[Extracted information — start]
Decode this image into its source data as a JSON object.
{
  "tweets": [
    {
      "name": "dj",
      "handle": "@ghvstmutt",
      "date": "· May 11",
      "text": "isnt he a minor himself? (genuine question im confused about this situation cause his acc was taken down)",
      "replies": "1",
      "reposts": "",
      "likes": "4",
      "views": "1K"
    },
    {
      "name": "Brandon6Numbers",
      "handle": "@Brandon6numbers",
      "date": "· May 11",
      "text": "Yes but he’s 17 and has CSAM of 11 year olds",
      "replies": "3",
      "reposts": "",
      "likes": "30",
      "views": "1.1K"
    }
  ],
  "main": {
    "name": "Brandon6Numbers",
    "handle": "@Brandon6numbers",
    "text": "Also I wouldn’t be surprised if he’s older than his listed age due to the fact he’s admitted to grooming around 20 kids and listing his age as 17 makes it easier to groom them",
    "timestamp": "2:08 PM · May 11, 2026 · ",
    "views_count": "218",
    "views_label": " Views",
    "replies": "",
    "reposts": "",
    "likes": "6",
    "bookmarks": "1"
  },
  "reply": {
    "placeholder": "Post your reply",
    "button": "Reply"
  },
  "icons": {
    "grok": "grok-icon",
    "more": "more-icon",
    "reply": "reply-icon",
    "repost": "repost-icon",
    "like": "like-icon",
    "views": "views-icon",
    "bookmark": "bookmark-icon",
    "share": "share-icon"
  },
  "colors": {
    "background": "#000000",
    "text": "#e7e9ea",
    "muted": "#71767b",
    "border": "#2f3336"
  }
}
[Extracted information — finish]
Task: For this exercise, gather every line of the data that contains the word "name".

Answer to this exercise:
      "name": "dj",
      "name": "Brandon6Numbers",
    "name": "Brandon6Numbers",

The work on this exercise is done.